The Sound of Deafening Silence: A Case for Electro-Motive Workers in London, Ontario

By Ryan Kelly

What we have witnessed over the past month in London, Ontario is largely unprecedented and very troubling. After announcing record profits, Caterpillar locked out employees on New Year’s Day. The reason an agreement with this corporation could not be reached is simple; workers were unwilling to accept a decrease in wages of over 50 per cent in some cases, along with unpalatable cuts to pensions and benefits. After receiving five million dollars in tax breaks from the federal government, and locking out employees for a month, Caterpillar has relocated their operations from London to Indiana, a state which has recently passed “right to work” legislation.

My purpose is not to point fingers, or explore in minute detail the reasons why each side has reacted to this situation as they have. Instead, I want to delve into what we can do now. What are the next steps for everyone involved? Sadly, the 450 or more London workers have been left in a precarious position; they will need to face limited choices in a declining manufacturing sector, while the question of severance pay has yet to be settled.

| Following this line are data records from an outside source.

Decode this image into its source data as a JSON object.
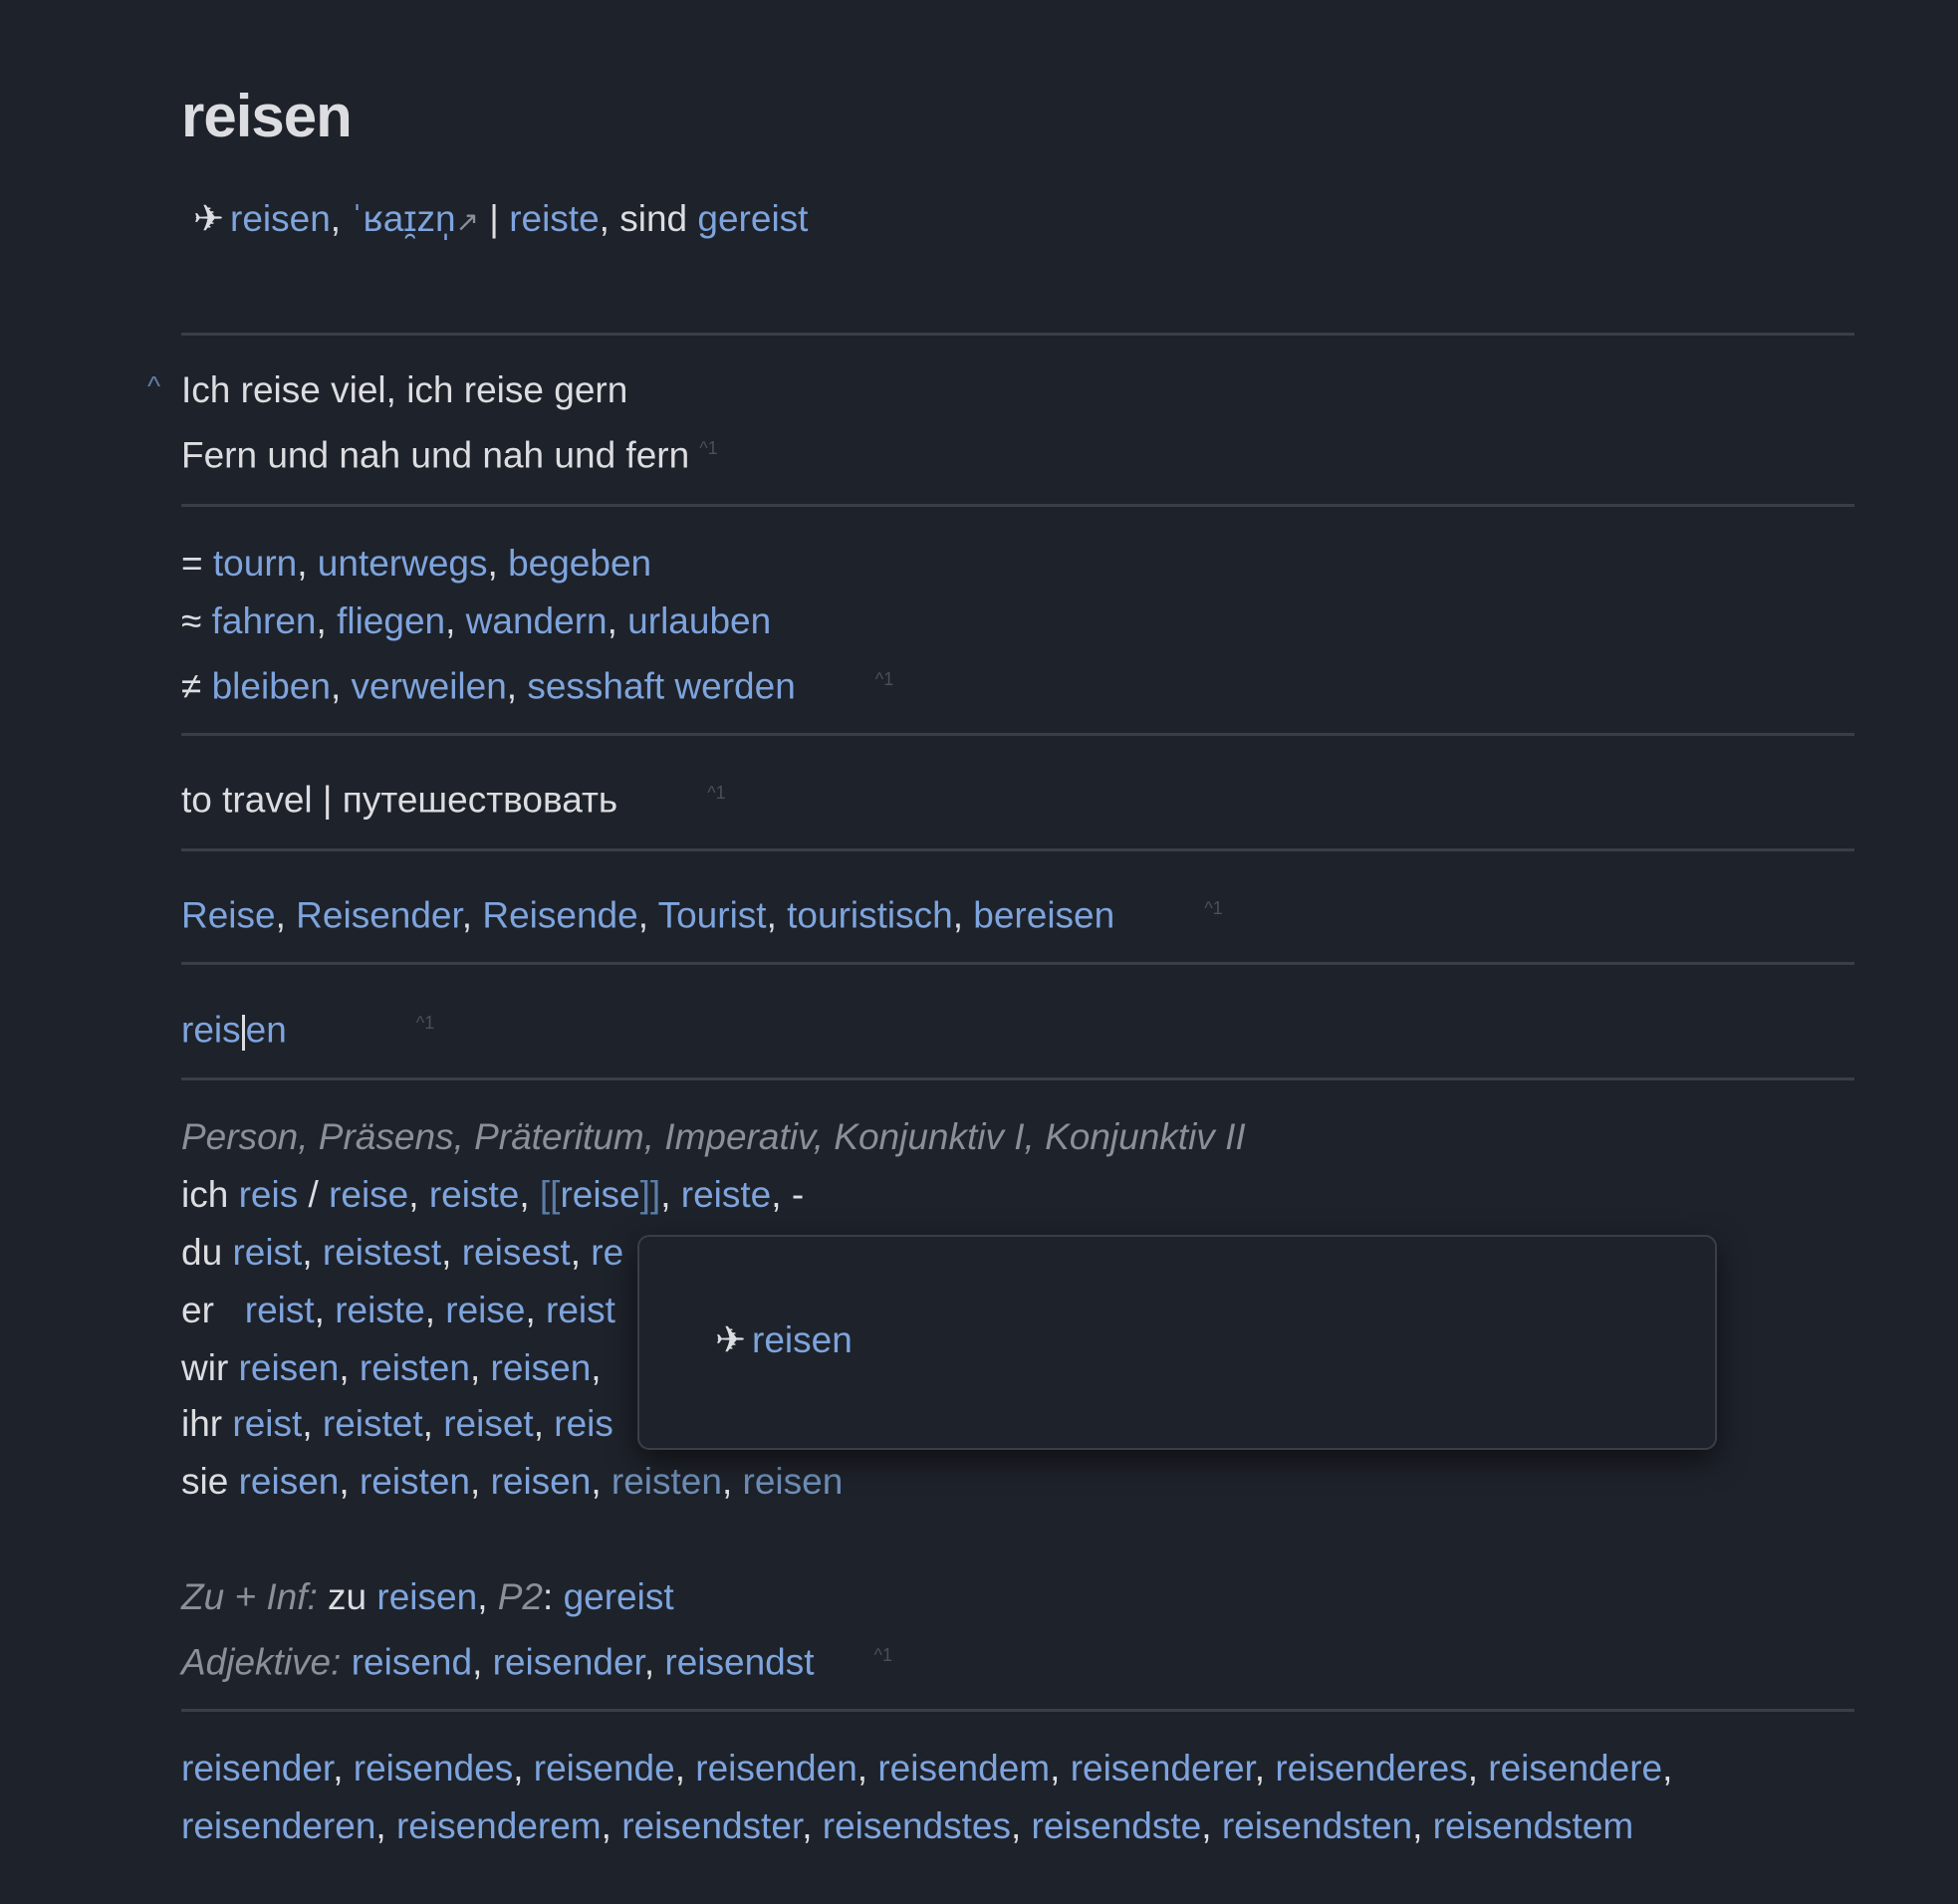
{
  "title": "reisen",
  "header": {
    "plane_icon": "airplane-icon",
    "word": "reisen",
    "ipa": "ˈʁaɪ̯zn̩",
    "external_link_icon": "external-link-icon",
    "sep": " | ",
    "praeteritum": "reiste",
    "sind": "sind",
    "partizip": "gereist"
  },
  "example": {
    "collapse_icon": "^",
    "line1": "Ich reise viel, ich reise gern",
    "line2": "Fern und nah und nah und fern",
    "fn": "^1"
  },
  "synonyms": {
    "eq_sym": "=",
    "eq": [
      "tourn",
      "unterwegs",
      "begeben"
    ],
    "approx_sym": "≈",
    "approx": [
      "fahren",
      "fliegen",
      "wandern",
      "urlauben"
    ],
    "neq_sym": "≠",
    "neq": [
      "bleiben",
      "verweilen",
      "sesshaft werden"
    ],
    "fn": "^1"
  },
  "translation": {
    "text": "to travel | путешествовать",
    "fn": "^1"
  },
  "related": {
    "words": [
      "Reise",
      "Reisender",
      "Reisende",
      "Tourist",
      "touristisch",
      "bereisen"
    ],
    "fn": "^1"
  },
  "stem": {
    "part1": "reis",
    "part2": "en",
    "fn": "^1"
  },
  "conjugation": {
    "header": "Person, Präsens, Präteritum, Imperativ, Konjunktiv I, Konjunktiv II",
    "ich": {
      "pron": "ich",
      "w1": "reis",
      "slash": "/",
      "w2": "reise",
      "w3": "reiste",
      "w4_open": "[[",
      "w4": "reise",
      "w4_close": "]]",
      "w5": "reiste",
      "w6": "-"
    },
    "du": {
      "pron": "du",
      "w1": "reist",
      "w2": "reistest",
      "w3": "reisest",
      "w4": "re"
    },
    "er": {
      "pron": "er",
      "w1": "reist",
      "w2": "reiste",
      "w3": "reise",
      "w4": "reist"
    },
    "wir": {
      "pron": "wir",
      "w1": "reisen",
      "w2": "reisten",
      "w3": "reisen"
    },
    "ihr": {
      "pron": "ihr",
      "w1": "reist",
      "w2": "reistet",
      "w3": "reiset",
      "w4": "reis"
    },
    "sie": {
      "pron": "sie",
      "w1": "reisen",
      "w2": "reisten",
      "w3": "reisen",
      "w4": "reisten",
      "w5": "reisen"
    },
    "zu_label": "Zu + Inf:",
    "zu": "zu",
    "zu_word": "reisen",
    "p2_label": "P2",
    "p2_word": "gereist",
    "adj_label": "Adjektive:",
    "adj": [
      "reisend",
      "reisender",
      "reisendst"
    ],
    "fn": "^1"
  },
  "declension": {
    "row1": [
      "reisender",
      "reisendes",
      "reisende",
      "reisenden",
      "reisendem",
      "reisenderer",
      "reisenderes",
      "reisendere"
    ],
    "row2": [
      "reisenderen",
      "reisenderem",
      "reisendster",
      "reisendstes",
      "reisendste",
      "reisendsten",
      "reisendstem"
    ]
  },
  "popup": {
    "icon": "airplane-icon",
    "word": "reisen"
  }
}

This will undoubtedly have a devastating impact on the lives of many involved. Can we pay our mortgages, contribute to our children’s educations, or continue to put food on the table? These are questions most of us never want to have to ask. Continue reading